:: DATA TO USE ::

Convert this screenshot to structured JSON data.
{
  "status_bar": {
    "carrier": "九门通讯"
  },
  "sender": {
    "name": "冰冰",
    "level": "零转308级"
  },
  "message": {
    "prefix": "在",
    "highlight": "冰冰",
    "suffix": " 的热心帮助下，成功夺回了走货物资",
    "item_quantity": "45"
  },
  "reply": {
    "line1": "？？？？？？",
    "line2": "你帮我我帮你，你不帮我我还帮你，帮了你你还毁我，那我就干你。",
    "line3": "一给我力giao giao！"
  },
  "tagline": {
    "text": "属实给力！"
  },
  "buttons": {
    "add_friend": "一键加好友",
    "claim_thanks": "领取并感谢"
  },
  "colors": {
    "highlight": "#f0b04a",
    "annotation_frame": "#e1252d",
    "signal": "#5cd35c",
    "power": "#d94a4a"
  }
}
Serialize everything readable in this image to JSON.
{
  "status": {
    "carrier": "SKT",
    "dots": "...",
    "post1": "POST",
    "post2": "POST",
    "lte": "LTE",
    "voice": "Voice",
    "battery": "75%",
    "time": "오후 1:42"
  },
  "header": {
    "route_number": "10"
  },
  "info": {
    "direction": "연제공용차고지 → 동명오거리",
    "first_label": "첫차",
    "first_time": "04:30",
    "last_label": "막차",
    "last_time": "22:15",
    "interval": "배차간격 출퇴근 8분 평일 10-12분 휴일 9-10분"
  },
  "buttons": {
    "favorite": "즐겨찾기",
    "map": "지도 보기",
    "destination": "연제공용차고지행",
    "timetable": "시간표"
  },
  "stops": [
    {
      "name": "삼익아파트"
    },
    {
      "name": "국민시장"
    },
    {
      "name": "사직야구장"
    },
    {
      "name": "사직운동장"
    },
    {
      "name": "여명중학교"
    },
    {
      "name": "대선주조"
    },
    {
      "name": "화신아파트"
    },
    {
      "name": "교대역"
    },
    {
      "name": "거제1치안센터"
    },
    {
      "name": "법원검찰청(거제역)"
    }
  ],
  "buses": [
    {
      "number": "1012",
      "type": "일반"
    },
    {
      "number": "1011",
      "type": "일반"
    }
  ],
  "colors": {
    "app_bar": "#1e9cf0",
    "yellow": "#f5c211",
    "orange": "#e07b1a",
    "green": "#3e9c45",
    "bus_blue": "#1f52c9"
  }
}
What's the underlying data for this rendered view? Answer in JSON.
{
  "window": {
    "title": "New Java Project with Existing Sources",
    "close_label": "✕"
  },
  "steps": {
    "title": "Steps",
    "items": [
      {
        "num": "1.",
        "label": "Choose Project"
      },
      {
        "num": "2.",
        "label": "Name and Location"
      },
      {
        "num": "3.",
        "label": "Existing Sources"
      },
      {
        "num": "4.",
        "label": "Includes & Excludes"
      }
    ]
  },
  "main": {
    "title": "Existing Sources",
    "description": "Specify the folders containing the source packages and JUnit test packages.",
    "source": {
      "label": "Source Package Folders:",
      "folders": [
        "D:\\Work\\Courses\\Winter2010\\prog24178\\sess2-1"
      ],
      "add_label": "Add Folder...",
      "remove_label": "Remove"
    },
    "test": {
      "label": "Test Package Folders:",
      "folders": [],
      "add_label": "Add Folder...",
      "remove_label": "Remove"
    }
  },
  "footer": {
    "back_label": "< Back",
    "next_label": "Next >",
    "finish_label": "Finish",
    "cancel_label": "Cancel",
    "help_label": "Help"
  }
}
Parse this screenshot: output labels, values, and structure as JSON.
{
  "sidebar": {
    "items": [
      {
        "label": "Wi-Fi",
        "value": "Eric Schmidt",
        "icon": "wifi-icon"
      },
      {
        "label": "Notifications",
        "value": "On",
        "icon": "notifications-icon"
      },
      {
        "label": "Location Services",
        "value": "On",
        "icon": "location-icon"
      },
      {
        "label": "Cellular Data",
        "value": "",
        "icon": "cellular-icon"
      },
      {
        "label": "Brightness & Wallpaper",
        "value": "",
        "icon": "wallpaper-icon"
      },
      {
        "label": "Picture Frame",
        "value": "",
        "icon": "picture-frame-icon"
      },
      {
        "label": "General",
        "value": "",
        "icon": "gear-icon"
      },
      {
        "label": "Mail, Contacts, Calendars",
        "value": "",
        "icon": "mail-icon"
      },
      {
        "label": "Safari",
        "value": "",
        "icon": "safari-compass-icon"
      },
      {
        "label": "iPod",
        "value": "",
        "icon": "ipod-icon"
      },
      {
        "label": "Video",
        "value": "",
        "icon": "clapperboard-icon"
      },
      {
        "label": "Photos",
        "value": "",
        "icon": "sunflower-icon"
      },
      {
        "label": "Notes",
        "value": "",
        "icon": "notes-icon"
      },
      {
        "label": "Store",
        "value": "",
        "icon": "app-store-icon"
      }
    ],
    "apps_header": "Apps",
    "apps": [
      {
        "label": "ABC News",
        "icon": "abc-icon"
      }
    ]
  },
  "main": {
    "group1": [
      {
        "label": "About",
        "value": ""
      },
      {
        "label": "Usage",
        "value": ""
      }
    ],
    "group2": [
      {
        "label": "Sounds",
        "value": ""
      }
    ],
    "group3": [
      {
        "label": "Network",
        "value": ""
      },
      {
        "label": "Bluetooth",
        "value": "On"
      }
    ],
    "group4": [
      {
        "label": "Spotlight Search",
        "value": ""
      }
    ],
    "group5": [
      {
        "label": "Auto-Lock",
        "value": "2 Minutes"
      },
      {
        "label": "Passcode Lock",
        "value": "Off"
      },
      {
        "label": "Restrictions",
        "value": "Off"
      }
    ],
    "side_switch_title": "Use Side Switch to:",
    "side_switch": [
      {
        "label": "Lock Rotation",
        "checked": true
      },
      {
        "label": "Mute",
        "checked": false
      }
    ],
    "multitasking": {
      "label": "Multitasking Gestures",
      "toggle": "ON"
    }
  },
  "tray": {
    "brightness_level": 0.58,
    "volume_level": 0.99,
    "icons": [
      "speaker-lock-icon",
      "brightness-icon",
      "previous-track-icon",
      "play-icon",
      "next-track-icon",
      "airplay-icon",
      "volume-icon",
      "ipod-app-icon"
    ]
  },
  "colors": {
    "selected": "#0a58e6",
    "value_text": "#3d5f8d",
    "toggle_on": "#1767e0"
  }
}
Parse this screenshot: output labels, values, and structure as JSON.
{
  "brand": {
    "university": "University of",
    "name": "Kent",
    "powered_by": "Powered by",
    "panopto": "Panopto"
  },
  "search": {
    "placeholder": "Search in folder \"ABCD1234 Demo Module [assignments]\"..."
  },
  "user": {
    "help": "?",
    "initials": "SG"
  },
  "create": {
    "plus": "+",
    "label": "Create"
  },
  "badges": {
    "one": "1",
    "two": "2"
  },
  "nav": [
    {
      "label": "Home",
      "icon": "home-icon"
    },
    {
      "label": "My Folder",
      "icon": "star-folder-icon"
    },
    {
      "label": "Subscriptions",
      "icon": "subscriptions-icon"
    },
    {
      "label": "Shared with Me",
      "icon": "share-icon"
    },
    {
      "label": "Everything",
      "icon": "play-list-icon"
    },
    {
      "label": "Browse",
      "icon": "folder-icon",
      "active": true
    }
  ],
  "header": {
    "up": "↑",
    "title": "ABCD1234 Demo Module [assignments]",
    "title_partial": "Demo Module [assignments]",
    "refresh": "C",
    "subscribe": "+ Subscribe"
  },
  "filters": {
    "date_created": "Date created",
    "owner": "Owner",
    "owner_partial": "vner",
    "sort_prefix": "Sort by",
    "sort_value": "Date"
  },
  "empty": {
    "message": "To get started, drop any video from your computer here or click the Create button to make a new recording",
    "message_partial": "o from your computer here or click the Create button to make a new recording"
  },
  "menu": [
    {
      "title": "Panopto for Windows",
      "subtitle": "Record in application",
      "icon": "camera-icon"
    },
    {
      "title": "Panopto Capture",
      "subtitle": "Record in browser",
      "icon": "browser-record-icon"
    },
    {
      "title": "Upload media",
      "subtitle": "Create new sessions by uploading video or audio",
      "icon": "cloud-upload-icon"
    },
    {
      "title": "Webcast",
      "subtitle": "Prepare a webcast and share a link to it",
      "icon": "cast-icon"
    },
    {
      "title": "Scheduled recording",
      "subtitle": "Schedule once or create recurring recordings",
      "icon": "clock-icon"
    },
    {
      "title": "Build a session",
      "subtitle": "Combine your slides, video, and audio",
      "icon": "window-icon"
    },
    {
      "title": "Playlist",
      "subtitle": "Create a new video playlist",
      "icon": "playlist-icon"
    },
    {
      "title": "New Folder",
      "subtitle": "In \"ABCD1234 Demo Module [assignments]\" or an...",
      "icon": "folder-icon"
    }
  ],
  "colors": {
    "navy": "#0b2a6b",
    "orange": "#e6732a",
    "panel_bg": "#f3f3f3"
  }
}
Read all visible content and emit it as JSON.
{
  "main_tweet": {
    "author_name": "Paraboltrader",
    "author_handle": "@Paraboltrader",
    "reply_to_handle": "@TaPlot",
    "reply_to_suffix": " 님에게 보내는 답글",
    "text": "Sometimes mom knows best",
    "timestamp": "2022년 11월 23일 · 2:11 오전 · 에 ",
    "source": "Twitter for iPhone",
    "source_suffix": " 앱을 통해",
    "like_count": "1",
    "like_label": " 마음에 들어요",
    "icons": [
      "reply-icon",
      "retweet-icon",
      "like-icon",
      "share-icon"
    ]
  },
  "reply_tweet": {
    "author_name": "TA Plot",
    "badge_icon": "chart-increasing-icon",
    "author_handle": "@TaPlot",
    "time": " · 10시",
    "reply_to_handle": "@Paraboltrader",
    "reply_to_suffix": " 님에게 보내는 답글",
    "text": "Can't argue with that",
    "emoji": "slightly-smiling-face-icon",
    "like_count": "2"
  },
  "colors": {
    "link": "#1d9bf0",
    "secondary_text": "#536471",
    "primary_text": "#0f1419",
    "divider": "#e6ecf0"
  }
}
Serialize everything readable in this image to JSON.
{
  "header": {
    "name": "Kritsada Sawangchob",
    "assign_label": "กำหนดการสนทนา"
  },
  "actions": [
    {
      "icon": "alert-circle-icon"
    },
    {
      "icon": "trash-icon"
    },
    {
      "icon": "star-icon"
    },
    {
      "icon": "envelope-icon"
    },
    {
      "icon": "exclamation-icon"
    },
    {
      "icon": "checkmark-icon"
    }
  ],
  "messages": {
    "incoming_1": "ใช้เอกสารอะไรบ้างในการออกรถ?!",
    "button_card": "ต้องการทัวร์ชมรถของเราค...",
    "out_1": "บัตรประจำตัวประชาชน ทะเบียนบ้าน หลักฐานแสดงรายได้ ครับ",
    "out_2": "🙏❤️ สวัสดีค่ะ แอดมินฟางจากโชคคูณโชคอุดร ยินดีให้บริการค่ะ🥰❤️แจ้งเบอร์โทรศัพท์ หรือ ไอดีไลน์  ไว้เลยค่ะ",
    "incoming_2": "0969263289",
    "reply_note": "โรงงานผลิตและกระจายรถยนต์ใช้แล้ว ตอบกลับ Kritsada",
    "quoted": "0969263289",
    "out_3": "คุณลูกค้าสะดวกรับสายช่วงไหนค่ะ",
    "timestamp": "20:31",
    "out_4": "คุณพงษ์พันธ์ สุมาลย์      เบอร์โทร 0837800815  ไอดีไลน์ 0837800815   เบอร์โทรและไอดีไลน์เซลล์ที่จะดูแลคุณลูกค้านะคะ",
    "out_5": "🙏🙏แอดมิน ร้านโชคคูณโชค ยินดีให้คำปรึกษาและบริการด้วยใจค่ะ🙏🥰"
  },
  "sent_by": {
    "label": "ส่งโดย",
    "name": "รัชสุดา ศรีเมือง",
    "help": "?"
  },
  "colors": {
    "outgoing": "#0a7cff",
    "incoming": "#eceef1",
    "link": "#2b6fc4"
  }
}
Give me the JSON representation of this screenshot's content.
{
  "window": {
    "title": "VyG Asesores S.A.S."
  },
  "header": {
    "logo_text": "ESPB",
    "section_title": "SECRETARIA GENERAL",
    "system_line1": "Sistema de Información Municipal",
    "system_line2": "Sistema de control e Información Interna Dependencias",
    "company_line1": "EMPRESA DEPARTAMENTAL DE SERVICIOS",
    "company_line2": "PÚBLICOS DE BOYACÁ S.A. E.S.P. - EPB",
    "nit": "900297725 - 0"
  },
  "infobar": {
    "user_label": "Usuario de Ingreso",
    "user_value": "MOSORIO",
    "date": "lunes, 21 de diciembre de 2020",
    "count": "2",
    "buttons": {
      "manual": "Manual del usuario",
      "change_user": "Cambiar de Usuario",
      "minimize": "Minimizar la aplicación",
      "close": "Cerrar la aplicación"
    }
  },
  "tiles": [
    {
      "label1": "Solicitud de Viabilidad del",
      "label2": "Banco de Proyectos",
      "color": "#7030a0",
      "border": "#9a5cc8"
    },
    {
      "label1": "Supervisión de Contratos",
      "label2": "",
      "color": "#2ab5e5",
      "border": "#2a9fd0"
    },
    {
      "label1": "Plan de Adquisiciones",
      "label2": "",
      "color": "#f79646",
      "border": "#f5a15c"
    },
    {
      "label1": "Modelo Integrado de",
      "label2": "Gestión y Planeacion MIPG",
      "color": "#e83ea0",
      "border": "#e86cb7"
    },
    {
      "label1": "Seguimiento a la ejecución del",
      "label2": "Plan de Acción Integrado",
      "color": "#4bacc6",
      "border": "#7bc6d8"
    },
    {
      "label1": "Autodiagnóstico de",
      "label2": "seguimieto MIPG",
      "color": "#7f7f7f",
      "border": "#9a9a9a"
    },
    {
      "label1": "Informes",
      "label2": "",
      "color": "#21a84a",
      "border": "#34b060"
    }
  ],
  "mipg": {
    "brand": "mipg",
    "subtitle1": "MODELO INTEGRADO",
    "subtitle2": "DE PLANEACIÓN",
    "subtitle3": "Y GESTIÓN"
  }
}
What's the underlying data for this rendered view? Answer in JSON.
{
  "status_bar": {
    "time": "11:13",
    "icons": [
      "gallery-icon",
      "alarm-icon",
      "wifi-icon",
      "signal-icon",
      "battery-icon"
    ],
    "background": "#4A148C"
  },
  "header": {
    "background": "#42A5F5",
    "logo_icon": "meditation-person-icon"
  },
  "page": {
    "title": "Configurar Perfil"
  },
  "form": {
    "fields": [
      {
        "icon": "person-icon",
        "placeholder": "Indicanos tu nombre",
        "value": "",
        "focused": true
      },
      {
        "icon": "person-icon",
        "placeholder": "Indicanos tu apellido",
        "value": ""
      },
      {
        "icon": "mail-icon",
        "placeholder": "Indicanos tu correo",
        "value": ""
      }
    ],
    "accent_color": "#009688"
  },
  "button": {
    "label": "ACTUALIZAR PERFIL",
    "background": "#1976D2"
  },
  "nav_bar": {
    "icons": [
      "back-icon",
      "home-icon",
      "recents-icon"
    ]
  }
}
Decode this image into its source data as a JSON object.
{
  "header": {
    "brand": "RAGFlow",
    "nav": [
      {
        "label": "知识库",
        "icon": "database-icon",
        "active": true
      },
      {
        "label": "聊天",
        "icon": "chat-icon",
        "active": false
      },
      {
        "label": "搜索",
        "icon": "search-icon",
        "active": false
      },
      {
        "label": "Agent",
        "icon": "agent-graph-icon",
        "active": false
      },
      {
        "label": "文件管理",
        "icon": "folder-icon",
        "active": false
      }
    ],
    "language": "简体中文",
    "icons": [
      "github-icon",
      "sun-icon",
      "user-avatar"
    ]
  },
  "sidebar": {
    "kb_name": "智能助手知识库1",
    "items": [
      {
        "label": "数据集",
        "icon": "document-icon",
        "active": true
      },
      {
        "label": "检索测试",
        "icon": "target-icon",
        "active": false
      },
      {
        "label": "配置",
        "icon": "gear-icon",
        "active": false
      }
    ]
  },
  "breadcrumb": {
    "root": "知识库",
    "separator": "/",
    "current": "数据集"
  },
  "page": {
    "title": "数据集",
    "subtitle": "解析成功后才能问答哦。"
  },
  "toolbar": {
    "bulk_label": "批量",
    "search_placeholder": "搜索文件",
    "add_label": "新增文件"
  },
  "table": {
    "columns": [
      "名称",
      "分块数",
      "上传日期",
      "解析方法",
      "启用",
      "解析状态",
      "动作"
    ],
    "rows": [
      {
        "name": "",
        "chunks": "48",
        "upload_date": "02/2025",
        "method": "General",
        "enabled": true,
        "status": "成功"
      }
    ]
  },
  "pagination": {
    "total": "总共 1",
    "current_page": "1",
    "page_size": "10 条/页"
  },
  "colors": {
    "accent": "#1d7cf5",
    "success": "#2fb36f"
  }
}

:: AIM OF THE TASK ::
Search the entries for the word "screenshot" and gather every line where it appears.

:: TASK OUTPUT ::
Convert this screenshot to structured JSON data.
Parse this screenshot: output labels, values, and structure as JSON.
Parse this screenshot: output labels, values, and structure as JSON.
Give me the JSON representation of this screenshot's content.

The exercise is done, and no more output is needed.